(What to produce) Reproduce the whole listing, keeping every character the same.

(Task data)

%%

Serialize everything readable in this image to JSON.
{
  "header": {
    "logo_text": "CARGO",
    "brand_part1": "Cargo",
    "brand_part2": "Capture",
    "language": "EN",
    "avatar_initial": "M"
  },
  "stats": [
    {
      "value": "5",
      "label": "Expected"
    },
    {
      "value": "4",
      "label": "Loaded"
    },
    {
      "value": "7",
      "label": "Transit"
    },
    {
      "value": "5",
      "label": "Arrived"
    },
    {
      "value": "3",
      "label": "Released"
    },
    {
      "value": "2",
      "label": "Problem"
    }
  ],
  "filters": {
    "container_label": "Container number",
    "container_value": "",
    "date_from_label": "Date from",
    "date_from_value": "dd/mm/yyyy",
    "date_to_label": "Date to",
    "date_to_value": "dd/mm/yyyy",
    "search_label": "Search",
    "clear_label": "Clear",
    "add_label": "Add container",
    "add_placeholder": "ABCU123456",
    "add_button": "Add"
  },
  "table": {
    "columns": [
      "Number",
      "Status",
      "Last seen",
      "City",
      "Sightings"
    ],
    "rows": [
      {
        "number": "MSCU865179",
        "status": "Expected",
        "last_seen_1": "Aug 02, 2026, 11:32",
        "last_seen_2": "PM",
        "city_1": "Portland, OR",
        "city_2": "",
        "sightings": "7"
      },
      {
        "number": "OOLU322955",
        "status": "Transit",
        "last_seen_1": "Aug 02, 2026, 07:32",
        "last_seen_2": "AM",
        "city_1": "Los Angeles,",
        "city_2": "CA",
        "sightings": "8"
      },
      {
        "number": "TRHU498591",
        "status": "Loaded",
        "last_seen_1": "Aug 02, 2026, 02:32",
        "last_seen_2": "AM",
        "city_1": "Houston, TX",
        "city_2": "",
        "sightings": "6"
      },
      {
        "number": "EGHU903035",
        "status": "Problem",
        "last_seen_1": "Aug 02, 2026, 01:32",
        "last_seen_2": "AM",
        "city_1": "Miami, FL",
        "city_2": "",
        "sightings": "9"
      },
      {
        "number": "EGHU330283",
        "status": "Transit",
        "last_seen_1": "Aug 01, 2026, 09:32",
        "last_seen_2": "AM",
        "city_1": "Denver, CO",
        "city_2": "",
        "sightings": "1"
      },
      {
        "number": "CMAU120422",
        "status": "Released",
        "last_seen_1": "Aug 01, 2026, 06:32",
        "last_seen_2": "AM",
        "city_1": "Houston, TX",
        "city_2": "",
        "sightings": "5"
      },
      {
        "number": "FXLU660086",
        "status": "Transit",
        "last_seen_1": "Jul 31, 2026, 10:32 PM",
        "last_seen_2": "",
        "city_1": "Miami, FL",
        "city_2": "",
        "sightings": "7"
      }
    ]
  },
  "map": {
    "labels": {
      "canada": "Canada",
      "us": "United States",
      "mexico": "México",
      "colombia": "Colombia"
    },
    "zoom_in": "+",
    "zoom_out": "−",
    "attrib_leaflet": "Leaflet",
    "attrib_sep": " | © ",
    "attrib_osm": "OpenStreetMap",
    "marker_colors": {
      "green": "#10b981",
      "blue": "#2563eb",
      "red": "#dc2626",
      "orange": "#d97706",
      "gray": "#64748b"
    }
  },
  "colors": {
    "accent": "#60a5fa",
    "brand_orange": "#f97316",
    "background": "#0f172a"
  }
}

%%

(Result for this task)
Serialize everything readable in this image to JSON.
{
  "header": {
    "logo_text": "CARGO",
    "brand_part1": "Cargo",
    "brand_part2": "Capture",
    "language": "EN",
    "avatar_initial": "M"
  },
  "stats": [
    {
      "value": "5",
      "label": "Expected"
    },
    {
      "value": "4",
      "label": "Loaded"
    },
    {
      "value": "7",
      "label": "Transit"
    },
    {
      "value": "5",
      "label": "Arrived"
    },
    {
      "value": "3",
      "label": "Released"
    },
    {
      "value": "2",
      "label": "Problem"
    }
  ],
  "filters": {
    "container_label": "Container number",
    "container_value": "",
    "date_from_label": "Date from",
    "date_from_value": "dd/mm/yyyy",
    "date_to_label": "Date to",
    "date_to_value": "dd/mm/yyyy",
    "search_label": "Search",
    "clear_label": "Clear",
    "add_label": "Add container",
    "add_placeholder": "ABCU123456",
    "add_button": "Add"
  },
  "table": {
    "columns": [
      "Number",
      "Status",
      "Last seen",
      "City",
      "Sightings"
    ],
    "rows": [
      {
        "number": "MSCU865179",
        "status": "Expected",
        "last_seen_1": "Aug 02, 2026, 11:32",
        "last_seen_2": "PM",
        "city_1": "Portland, OR",
        "city_2": "",
        "sightings": "7"
      },
      {
        "number": "OOLU322955",
        "status": "Transit",
        "last_seen_1": "Aug 02, 2026, 07:32",
        "last_seen_2": "AM",
        "city_1": "Los Angeles,",
        "city_2": "CA",
        "sightings": "8"
      },
      {
        "number": "TRHU498591",
        "status": "Loaded",
        "last_seen_1": "Aug 02, 2026, 02:32",
        "last_seen_2": "AM",
        "city_1": "Houston, TX",
        "city_2": "",
        "sightings": "6"
      },
      {
        "number": "EGHU903035",
        "status": "Problem",
        "last_seen_1": "Aug 02, 2026, 01:32",
        "last_seen_2": "AM",
        "city_1": "Miami, FL",
        "city_2": "",
        "sightings": "9"
      },
      {
        "number": "EGHU330283",
        "status": "Transit",
        "last_seen_1": "Aug 01, 2026, 09:32",
        "last_seen_2": "AM",
        "city_1": "Denver, CO",
        "city_2": "",
        "sightings": "1"
      },
      {
        "number": "CMAU120422",
        "status": "Released",
        "last_seen_1": "Aug 01, 2026, 06:32",
        "last_seen_2": "AM",
        "city_1": "Houston, TX",
        "city_2": "",
        "sightings": "5"
      },
      {
        "number": "FXLU660086",
        "status": "Transit",
        "last_seen_1": "Jul 31, 2026, 10:32 PM",
        "last_seen_2": "",
        "city_1": "Miami, FL",
        "city_2": "",
        "sightings": "7"
      }
    ]
  },
  "map": {
    "labels": {
      "canada": "Canada",
      "us": "United States",
      "mexico": "México",
      "colombia": "Colombia"
    },
    "zoom_in": "+",
    "zoom_out": "−",
    "attrib_leaflet": "Leaflet",
    "attrib_sep": " | © ",
    "attrib_osm": "OpenStreetMap",
    "marker_colors": {
      "green": "#10b981",
      "blue": "#2563eb",
      "red": "#dc2626",
      "orange": "#d97706",
      "gray": "#64748b"
    }
  },
  "colors": {
    "accent": "#60a5fa",
    "brand_orange": "#f97316",
    "background": "#0f172a"
  }
}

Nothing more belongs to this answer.